In the copy, leave out the pictures and repeat all records exactly.

RECORDS TO USE:
------

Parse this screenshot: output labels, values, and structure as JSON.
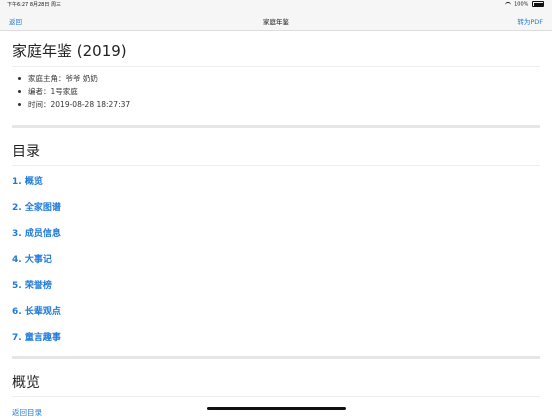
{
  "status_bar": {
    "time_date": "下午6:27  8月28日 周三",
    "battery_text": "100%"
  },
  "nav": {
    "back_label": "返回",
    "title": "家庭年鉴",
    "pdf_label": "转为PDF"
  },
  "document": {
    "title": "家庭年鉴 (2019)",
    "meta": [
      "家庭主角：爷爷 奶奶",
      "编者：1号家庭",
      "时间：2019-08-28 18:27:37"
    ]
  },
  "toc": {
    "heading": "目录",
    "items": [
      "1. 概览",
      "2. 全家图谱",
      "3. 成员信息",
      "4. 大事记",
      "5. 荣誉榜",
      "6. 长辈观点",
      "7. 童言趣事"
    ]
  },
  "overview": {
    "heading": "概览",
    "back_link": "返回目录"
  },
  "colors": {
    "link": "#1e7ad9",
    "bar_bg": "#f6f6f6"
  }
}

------

SOLUTION FOR THIS TASK:
Parse this screenshot: output labels, values, and structure as JSON.
{
  "status_bar": {
    "time_date": "下午6:27  8月28日 周三",
    "battery_text": "100%"
  },
  "nav": {
    "back_label": "返回",
    "title": "家庭年鉴",
    "pdf_label": "转为PDF"
  },
  "document": {
    "title": "家庭年鉴 (2019)",
    "meta": [
      "家庭主角：爷爷 奶奶",
      "编者：1号家庭",
      "时间：2019-08-28 18:27:37"
    ]
  },
  "toc": {
    "heading": "目录",
    "items": [
      "1. 概览",
      "2. 全家图谱",
      "3. 成员信息",
      "4. 大事记",
      "5. 荣誉榜",
      "6. 长辈观点",
      "7. 童言趣事"
    ]
  },
  "overview": {
    "heading": "概览",
    "back_link": "返回目录"
  },
  "colors": {
    "link": "#1e7ad9",
    "bar_bg": "#f6f6f6"
  }
}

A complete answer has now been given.